This redirection of the current focus of CSR will encourage greater forward momentum on a global scale. COVID-19 has brought the fact that we operate in a connected world sharply into focus, which means that globally we all share the same challenges. Climate change, the creation of a workable circular economy and human rights will continue to need the kind of co-ordinated action the pandemic has prompted.
Corporate response to COVID-19 matches CSR philosophy
The corporate response to COVID-19 underlines that CSR is about the opportunities the business sector has to contribute towards solving broad problems facing humanity. Businesses reacted fast to the pandemic and around the world have shown a dedication to fighting back against COVID-19 and tackling the challenges through pragmatic means.
Business leaders in the UK have been focusing efforts on continuing to support charities, as well as contributing hugely to keeping the National Health Service (NHS) going. And the pandemic has shown just what can be achieved by businesses and individuals when there is an urgent need. There have been incredible stories such as the soon-to-be knighted Captain Tom Moore, who famously raised more than £32 million for the NHS, and there have been countless other acts of corporate and individual heroism to ensure charities are kept functioning.
For the entire community to come together to tackle global crises, businesses must work with individuals and charities in UK. And this is the kind of co-ordinated CSR-based response we’re witnessing in the UK as we start learning to live with the virus. To keep the economy moving, ensure people are safely employed, and ensure their own business survives, corporate leaders have been going into overdrive. In this time of urgent need, great anxiety and uncertainty, it’s the business community that have built upon their CSR foundations to find ways to help the country.
UK businesses have stepped up to support the community

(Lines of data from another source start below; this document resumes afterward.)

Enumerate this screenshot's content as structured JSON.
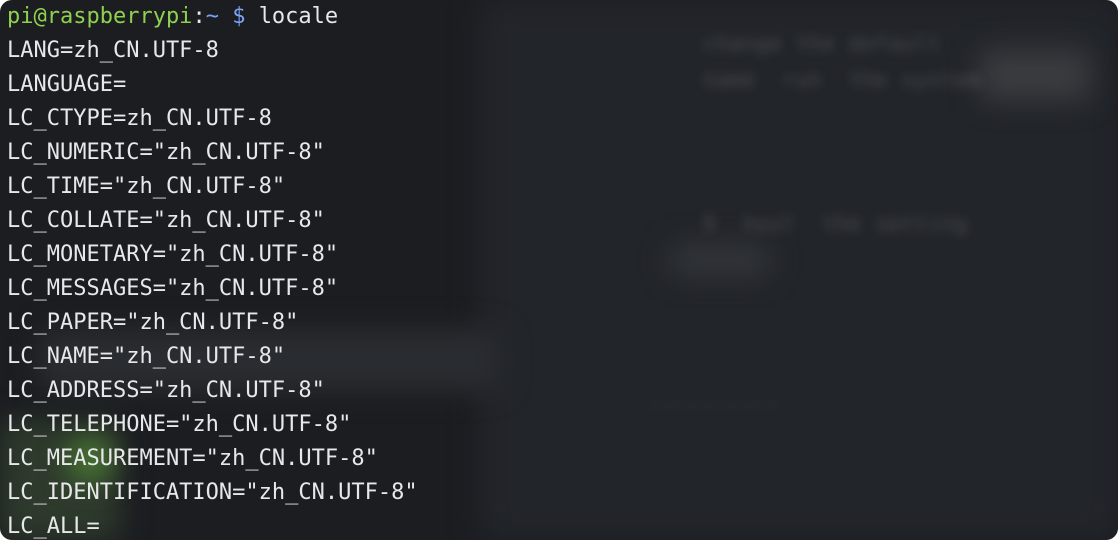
{
  "prompt": {
    "user_host": "pi@raspberrypi",
    "separator": ":",
    "path": "~",
    "symbol": "$",
    "command": "locale"
  },
  "output_lines": [
    "LANG=zh_CN.UTF-8",
    "LANGUAGE=",
    "LC_CTYPE=zh_CN.UTF-8",
    "LC_NUMERIC=\"zh_CN.UTF-8\"",
    "LC_TIME=\"zh_CN.UTF-8\"",
    "LC_COLLATE=\"zh_CN.UTF-8\"",
    "LC_MONETARY=\"zh_CN.UTF-8\"",
    "LC_MESSAGES=\"zh_CN.UTF-8\"",
    "LC_PAPER=\"zh_CN.UTF-8\"",
    "LC_NAME=\"zh_CN.UTF-8\"",
    "LC_ADDRESS=\"zh_CN.UTF-8\"",
    "LC_TELEPHONE=\"zh_CN.UTF-8\"",
    "LC_MEASUREMENT=\"zh_CN.UTF-8\"",
    "LC_IDENTIFICATION=\"zh_CN.UTF-8\"",
    "LC_ALL="
  ],
  "colors": {
    "background": "#1b1d21",
    "prompt_user": "#8fd14f",
    "prompt_path": "#7aa2f7",
    "text": "#e8e8ea"
  }
}
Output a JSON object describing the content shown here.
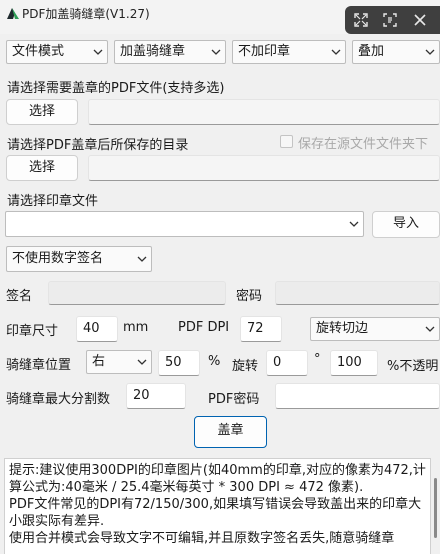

UK businesses have offered concessions to support NHS and frontline workers ranging from free food (Dominos), free breakdown cover (AA), free coffee (Starbucks) and myriad other small kindnesses that add up to big gestures. Vehicle manufacturers, 3D printing companies and other innovators are producing much-needed PPE and test swabs. Alcohol brands such as Brewdog immediately put their factories to work producing hand sanitiser at a time when supplies had simply run out.
And on social media all kinds of businesses have extended free activities, secret recipes, discounted entertainment, exercise programmes and online quizzes to ensure isolated people have a way to connect. Mental health charities in UK have fought to keep lines of communication open and small businesses in local communities have set up direct delivery services to vulnerable members of the community.
The Premier League donated £20 million to the NHS, HSBC has pledged £1 million to the National Emergencies Trust and the British Red Cross Coronavirus Appeal… there are too many examples of companies acting on the tenets of CSR to fulfil their responsibilities during this crisis.
It’s clear that CSR is now firmly embedded in the business psyche of global corporations, and that much can be achieved in times of crisis.